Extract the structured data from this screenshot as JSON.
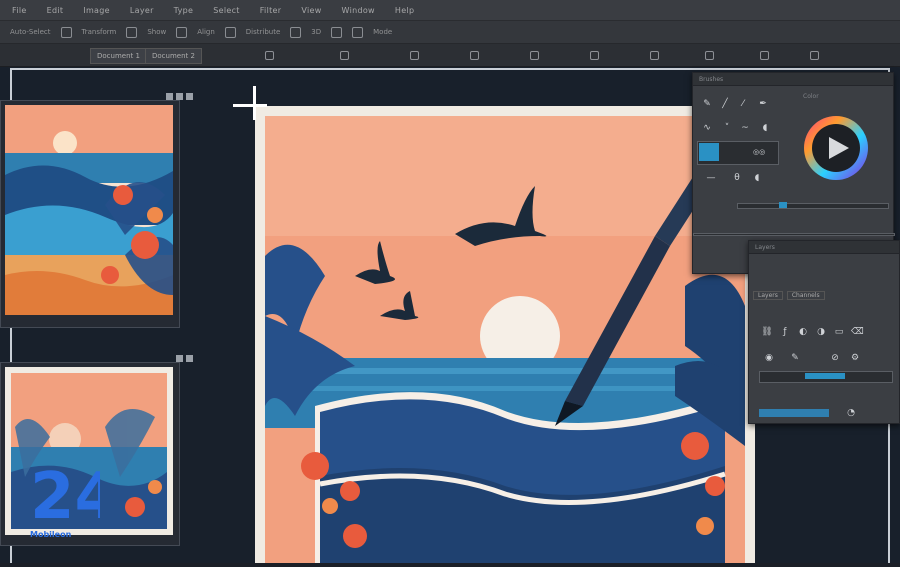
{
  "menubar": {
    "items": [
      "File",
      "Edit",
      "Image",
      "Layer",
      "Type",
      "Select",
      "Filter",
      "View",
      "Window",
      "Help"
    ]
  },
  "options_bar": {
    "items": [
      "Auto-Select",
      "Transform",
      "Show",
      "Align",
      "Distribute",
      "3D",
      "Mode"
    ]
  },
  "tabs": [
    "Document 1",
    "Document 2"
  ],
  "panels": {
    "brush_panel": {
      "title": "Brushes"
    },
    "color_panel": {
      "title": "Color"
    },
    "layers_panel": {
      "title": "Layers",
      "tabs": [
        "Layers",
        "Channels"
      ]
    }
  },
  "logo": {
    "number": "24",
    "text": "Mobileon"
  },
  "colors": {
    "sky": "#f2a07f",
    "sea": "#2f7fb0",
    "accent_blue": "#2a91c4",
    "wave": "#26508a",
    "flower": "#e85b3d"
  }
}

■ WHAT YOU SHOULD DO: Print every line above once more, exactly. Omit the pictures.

■ FINISHED TASK:
Extract the structured data from this screenshot as JSON.
{
  "menubar": {
    "items": [
      "File",
      "Edit",
      "Image",
      "Layer",
      "Type",
      "Select",
      "Filter",
      "View",
      "Window",
      "Help"
    ]
  },
  "options_bar": {
    "items": [
      "Auto-Select",
      "Transform",
      "Show",
      "Align",
      "Distribute",
      "3D",
      "Mode"
    ]
  },
  "tabs": [
    "Document 1",
    "Document 2"
  ],
  "panels": {
    "brush_panel": {
      "title": "Brushes"
    },
    "color_panel": {
      "title": "Color"
    },
    "layers_panel": {
      "title": "Layers",
      "tabs": [
        "Layers",
        "Channels"
      ]
    }
  },
  "logo": {
    "number": "24",
    "text": "Mobileon"
  },
  "colors": {
    "sky": "#f2a07f",
    "sea": "#2f7fb0",
    "accent_blue": "#2a91c4",
    "wave": "#26508a",
    "flower": "#e85b3d"
  }
}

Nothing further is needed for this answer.